At intermediate school, she pestered her mother to allow her travel into the city with two friends to join gymnastics at the YWCA. It was there Götz was introduced to Emmy Bellwood, an Estonian gymnastics champion.
During World War Two, when Soviet troops invaded Estonia, Bellwood was granted asylum in Sweden, where she became a physical education specialist. She then met New Zealander Jim Bellwood, a prisoner of war, who’d also studied physical education.
They married and settled in Dunedin, where they would both help to train track and field athlete Yvette Williams. The year before the 1952 Helsinki Olympics, the Bellwoods moved to the warmer climate in Auckland for Emmy’s health, and Williams followed.
Of course, Williams then went on to be the first New Zealand woman to win Olympic gold, in the long jump.
Bellwood coached Götz at the Gymnos Gymnastics Club, shaping her into a world-class gymnast. “She was lovely; I loved her to bits,” Götz says. “In Prague in 1962, Emmy took us to see the Russians train because she could speak Russian.”
Götz thinks it was more about Bellwood’s desire for her to go the Olympics that she ended up in Tokyo. Ironically, Bellwood didn’t get to go. The New Zealand team was instead coached by David McKenzie-Edwards, who was Spencer’s coach.
The Kiwi gymnasts were three of only eight women in the New Zealand team in Tokyo (along with one swimmer and four track and field athletes). One of them returned home with a medal – middle distance runner Marise Chamberlain who won bronze in the 800m, and is still the only New Zealand woman to win an Olympic medal on the track.
At the opening ceremony, the women in their white and red uniforms marched just behind flagbearer Sir Peter Snell (who won two gold medals on that very track).

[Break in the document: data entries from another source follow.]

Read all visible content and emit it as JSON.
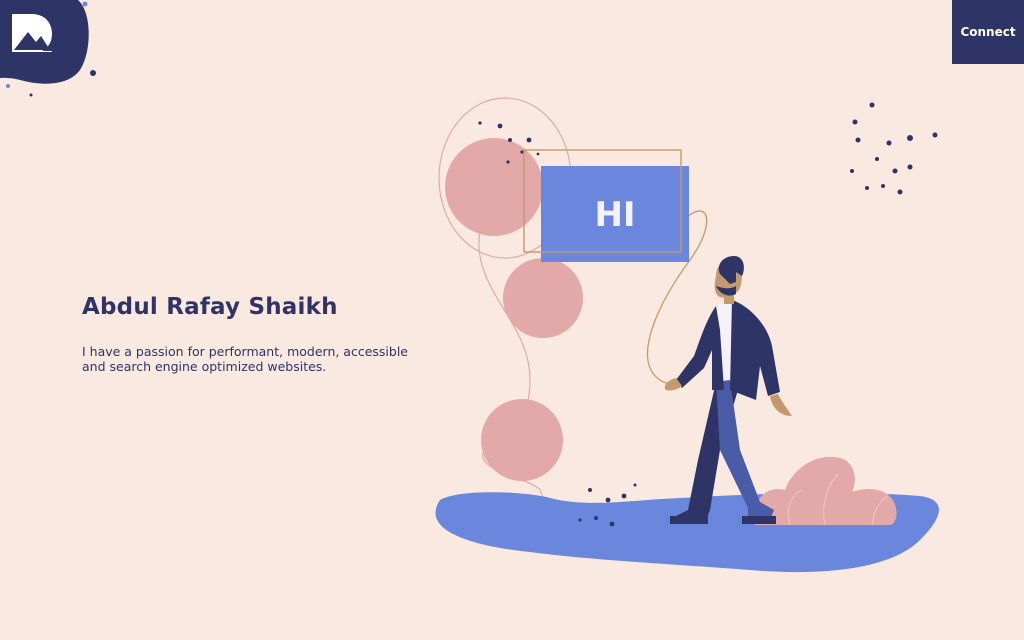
{
  "header": {
    "logo_icon": "mountain-logo-icon",
    "connect_label": "Connect"
  },
  "hero": {
    "name": "Abdul Rafay Shaikh",
    "description": "I have a passion for performant, modern, accessible and search engine optimized websites."
  },
  "illustration": {
    "greeting": "HI"
  },
  "colors": {
    "background": "#f9e9e0",
    "navy": "#2e3466",
    "periwinkle": "#6b87dd",
    "pink": "#e3a8a8",
    "tan": "#c49a6c"
  }
}
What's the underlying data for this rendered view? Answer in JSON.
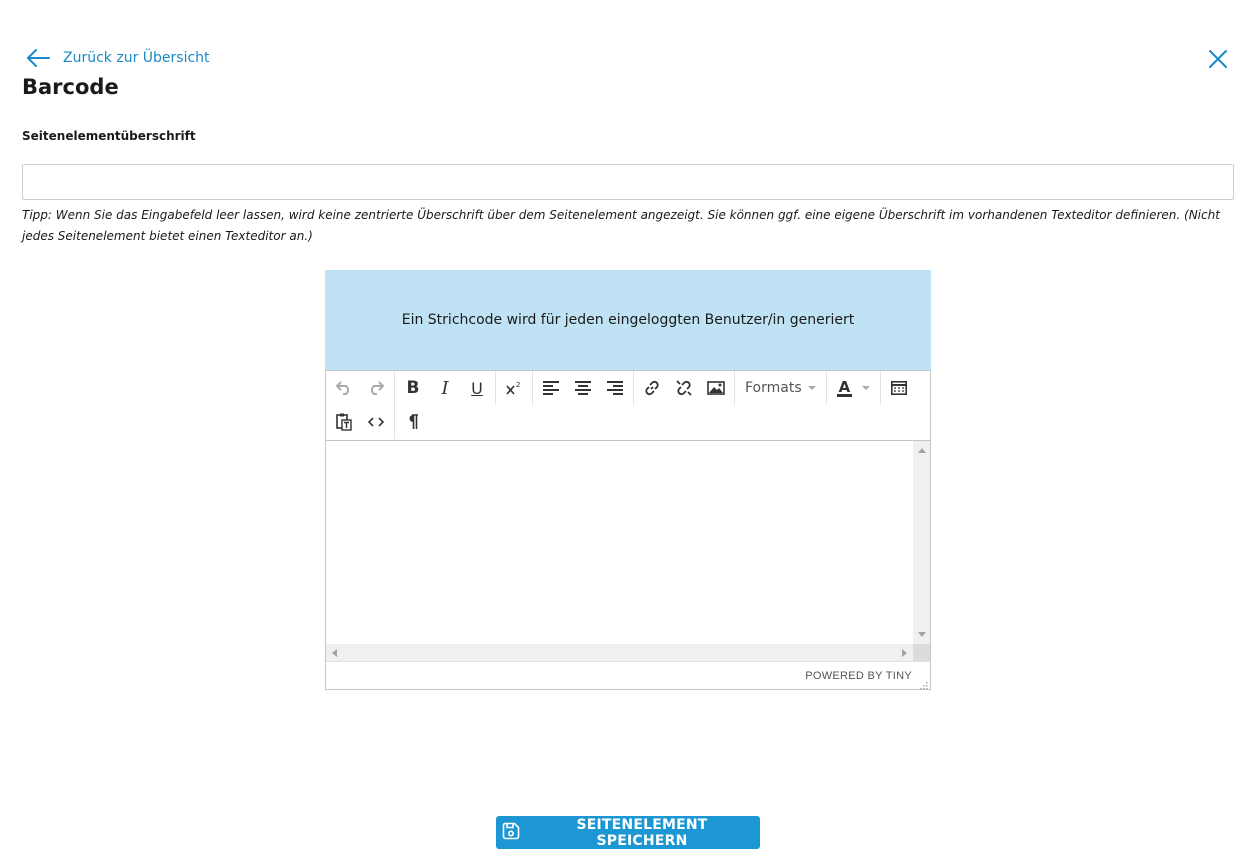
{
  "nav": {
    "back_label": "Zurück zur Übersicht"
  },
  "page": {
    "title": "Barcode"
  },
  "form": {
    "heading_label": "Seitenelementüberschrift",
    "heading_value": "",
    "hint": "Tipp: Wenn Sie das Eingabefeld leer lassen, wird keine zentrierte Überschrift über dem Seitenelement angezeigt. Sie können ggf. eine eigene Überschrift im vorhandenen Texteditor definieren. (Nicht jedes Seitenelement bietet einen Texteditor an.)"
  },
  "info_box": {
    "text": "Ein Strichcode wird für jeden eingeloggten Benutzer/in generiert",
    "color": "#bfe3f4"
  },
  "editor": {
    "formats_label": "Formats",
    "powered_by": "POWERED BY TINY",
    "content": "",
    "toolbar_icons": [
      "undo-icon",
      "redo-icon",
      "bold-icon",
      "italic-icon",
      "underline-icon",
      "superscript-icon",
      "align-left-icon",
      "align-center-icon",
      "align-right-icon",
      "link-icon",
      "unlink-icon",
      "image-icon",
      "formats-dropdown",
      "text-color-icon",
      "table-icon",
      "paste-text-icon",
      "source-code-icon",
      "paragraph-icon"
    ]
  },
  "actions": {
    "save_label": "SEITENELEMENT SPEICHERN"
  },
  "colors": {
    "accent": "#1c97d4",
    "link": "#1a8ac7"
  }
}
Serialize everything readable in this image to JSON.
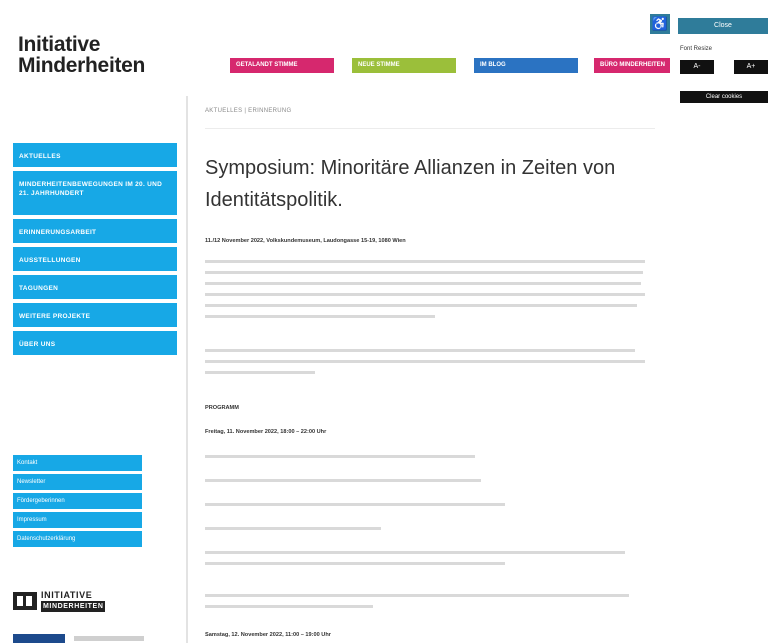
{
  "logo": {
    "line1": "Initiative",
    "line2": "Minderheiten"
  },
  "top_nav": [
    {
      "label": "GETALANDT STIMME",
      "color": "#d6286e"
    },
    {
      "label": "NEUE STIMME",
      "color": "#9bbf3a"
    },
    {
      "label": "IM BLOG",
      "color": "#2b73c2"
    },
    {
      "label": "BÜRO MINDERHEITEN",
      "color": "#d6286e"
    }
  ],
  "tools": {
    "close_label": "Close",
    "font_resize_label": "Font Resize",
    "decrease_label": "A-",
    "increase_label": "A+",
    "clear_label": "Clear cookies"
  },
  "sidebar": [
    {
      "label": "AKTUELLES"
    },
    {
      "label": "MINDERHEITENBEWEGUNGEN IM 20. UND 21. JAHRHUNDERT"
    },
    {
      "label": "ERINNERUNGSARBEIT"
    },
    {
      "label": "AUSSTELLUNGEN"
    },
    {
      "label": "TAGUNGEN"
    },
    {
      "label": "WEITERE PROJEKTE"
    },
    {
      "label": "ÜBER UNS"
    }
  ],
  "subnav": [
    {
      "label": "Kontakt"
    },
    {
      "label": "Newsletter"
    },
    {
      "label": "Fördergeberinnen"
    },
    {
      "label": "Impressum"
    },
    {
      "label": "Datenschutzerklärung"
    }
  ],
  "footer_logo": {
    "line1": "INITIATIVE",
    "line2": "MINDERHEITEN"
  },
  "content": {
    "breadcrumb": "AKTUELLES | ERINNERUNG",
    "title": "Symposium: Minoritäre Allianzen in Zeiten von Identitätspolitik.",
    "date_line": "11./12 November 2022, Volkskundemuseum, Laudongasse 15-19, 1080 Wien",
    "program_label": "PROGRAMM",
    "friday_label": "Freitag, 11. November 2022, 18:00 – 22:00 Uhr",
    "saturday_label": "Samstag, 12. November 2022, 11:00 – 19:00 Uhr"
  }
}
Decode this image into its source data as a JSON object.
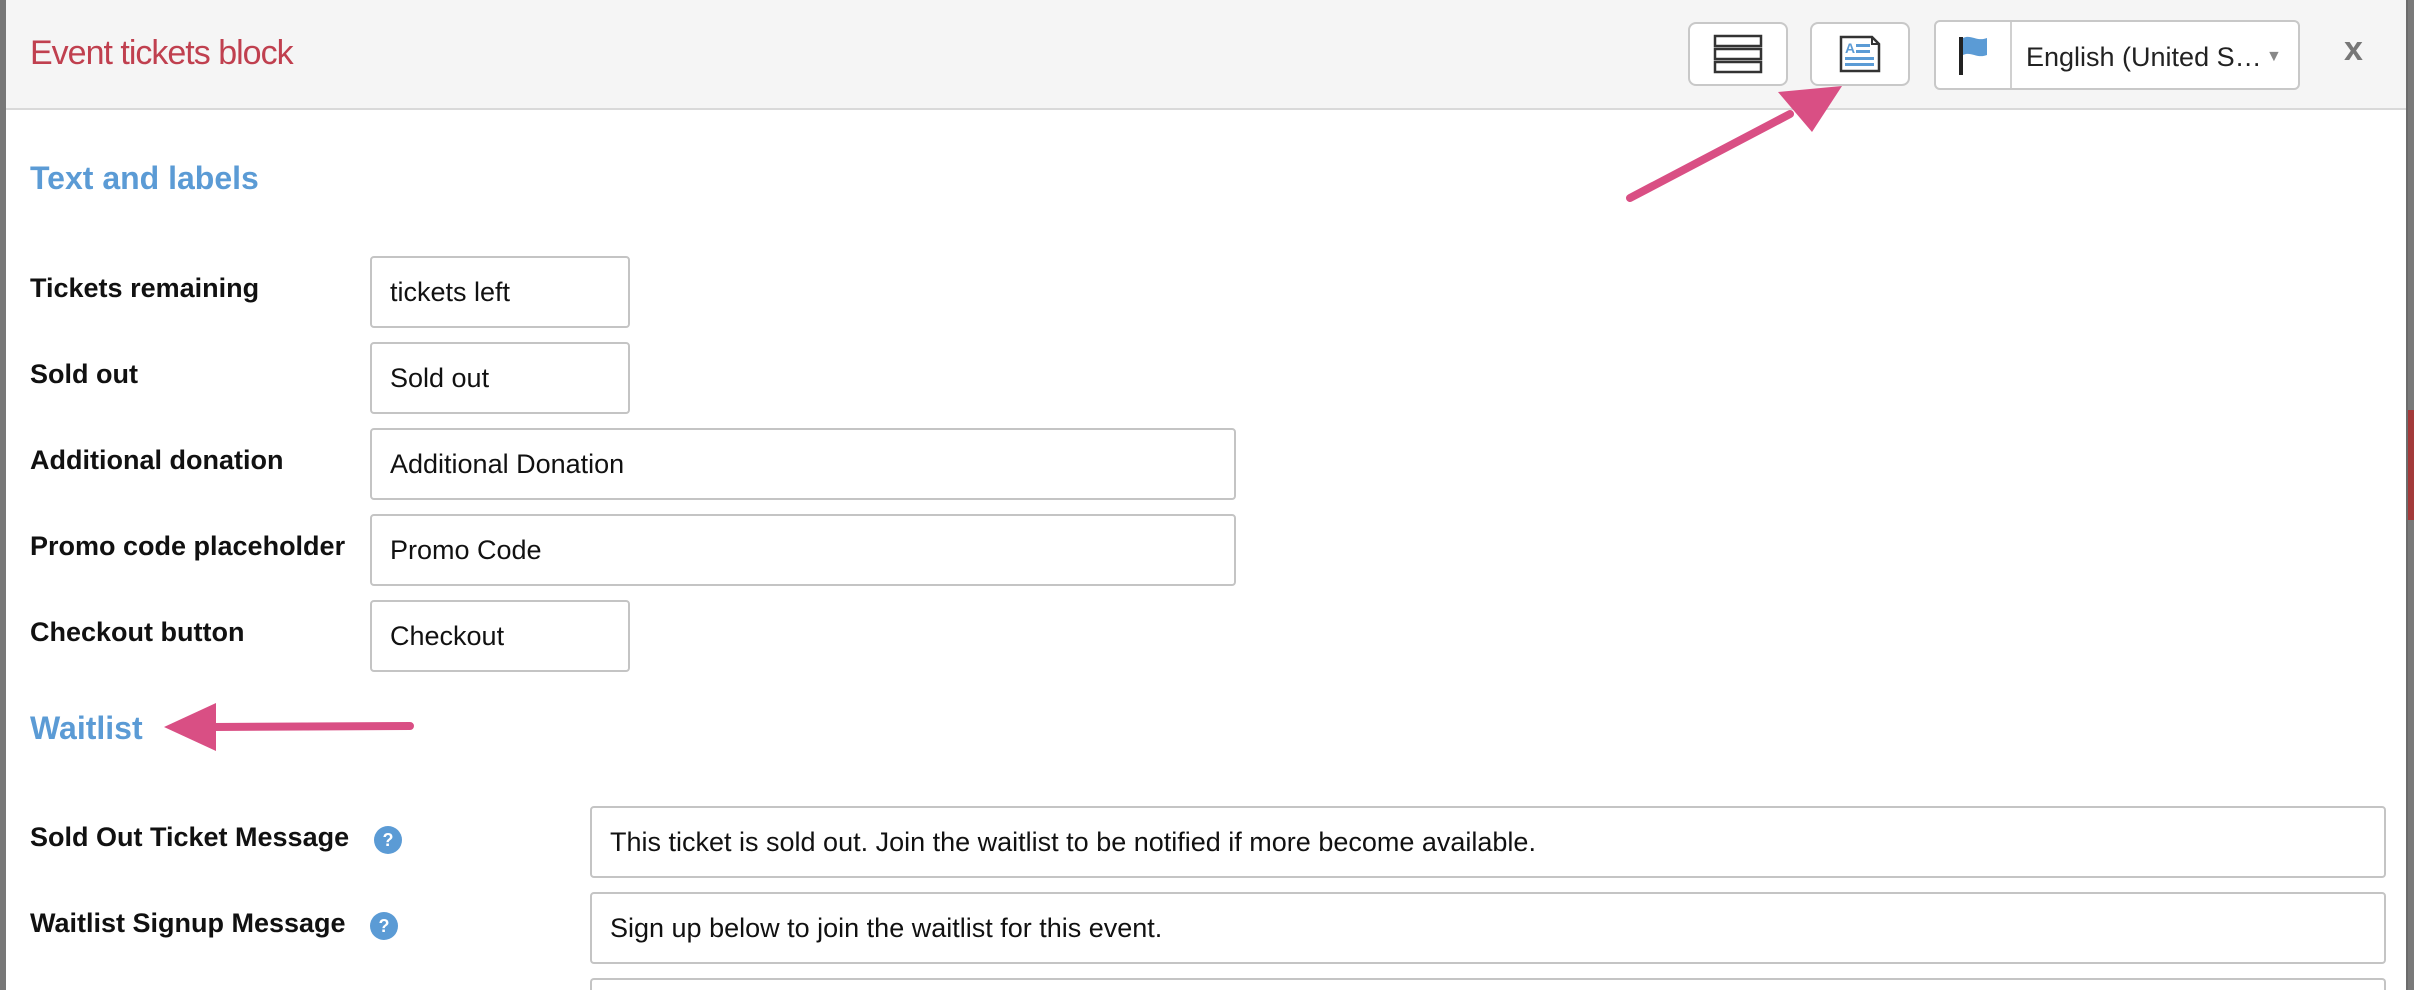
{
  "modal": {
    "title": "Event tickets block",
    "close_label": "x",
    "language": {
      "selected": "English (United S…"
    }
  },
  "sections": {
    "text_and_labels": {
      "heading": "Text and labels",
      "fields": {
        "tickets_remaining": {
          "label": "Tickets remaining",
          "value": "tickets left"
        },
        "sold_out": {
          "label": "Sold out",
          "value": "Sold out"
        },
        "additional_donation": {
          "label": "Additional donation",
          "value": "Additional Donation"
        },
        "promo_code": {
          "label": "Promo code placeholder",
          "value": "Promo Code"
        },
        "checkout_button": {
          "label": "Checkout button",
          "value": "Checkout"
        }
      }
    },
    "waitlist": {
      "heading": "Waitlist",
      "fields": {
        "sold_out_message": {
          "label": "Sold Out Ticket Message",
          "value": "This ticket is sold out. Join the waitlist to be notified if more become available."
        },
        "signup_message": {
          "label": "Waitlist Signup Message",
          "value": "Sign up below to join the waitlist for this event."
        }
      }
    }
  },
  "icons": {
    "help": "?",
    "rows_view": "list-rows-icon",
    "doc_view": "document-icon",
    "flag": "flag-icon"
  },
  "colors": {
    "title": "#c0404f",
    "heading": "#5b9bd5",
    "annotation_arrow": "#d94f84"
  }
}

The women had their own village, which Götz remembers was a long walk from the dining hall and the bus that took them to the Tokyo Metropolitan Gymnasium.
In those days, gymnasts were required to do eight routines: four compulsory and four voluntary. “They dropped the compulsories because they got a bit boring and the stadiums weren’t full,” she says.
When it came to the Olympic competition, Götz was the best of the New Zealand gymnasts, finishing 75th overall. Gardiner, who now lives in the United States, was 76th and Spencer (now in Australia) 79th.
Götz’s enduring memory, though, was witnessing first-hand the rest of the world’s best gymnasts at their best: “We watched them in awe.”
Although the Soviet gymnasts dominated that era, it was Czech Věra Čáslavská – a secretary from Prague – who shocked by winning the all-around gold. She beat Russian legend, Larisa Latynina, who still holds the record for the most Olympic medals won by any female athlete – 18.
Götz tried to qualify for the 1968 Mexico Games, but New Zealand did not send any gymnasts to those Olympics. She would go on to be the national gymnastics champion five times – a record that remains unrivalled.
She laughs that she married one of her coaches, Martin Götz, who’d left his native Germany for Australia, then settled in New Zealand.
While the couple spent time living in Karlsruhe, they coached the two New Zealand gymnasts at the 1972 Munich Olympics – Dianne Foote and Terry Sale, our first male gymnast. They left the Olympic village the morning the Palestinian terrorists attacked the Israeli team.
“Terry Sale was right next door to the Israelis. We knew nothing about it until we got home,” she says.
After moving back to New Zealand, Team Götz ran the Auckland School of Gymnastics together. Their three daughters all became keen gymnasts, too.
Dido Götz says she’s enjoyed all aspects of her gymnastics life – from athlete to coach, judge, convenor of the national women’s selection panel, competition organiser and administrator (she ran the Auckland gymnastics association in the 1990s).
She’s received an IOC Volunteer of the Year award, and joined her husband as a life member of Gymsports NZ.
“My career has done a full circle,” she laughs. And as she does her daily stretching routine, she could probably still pull of some of the tricks that made her one of New Zealand’s first Olympic gymnasts.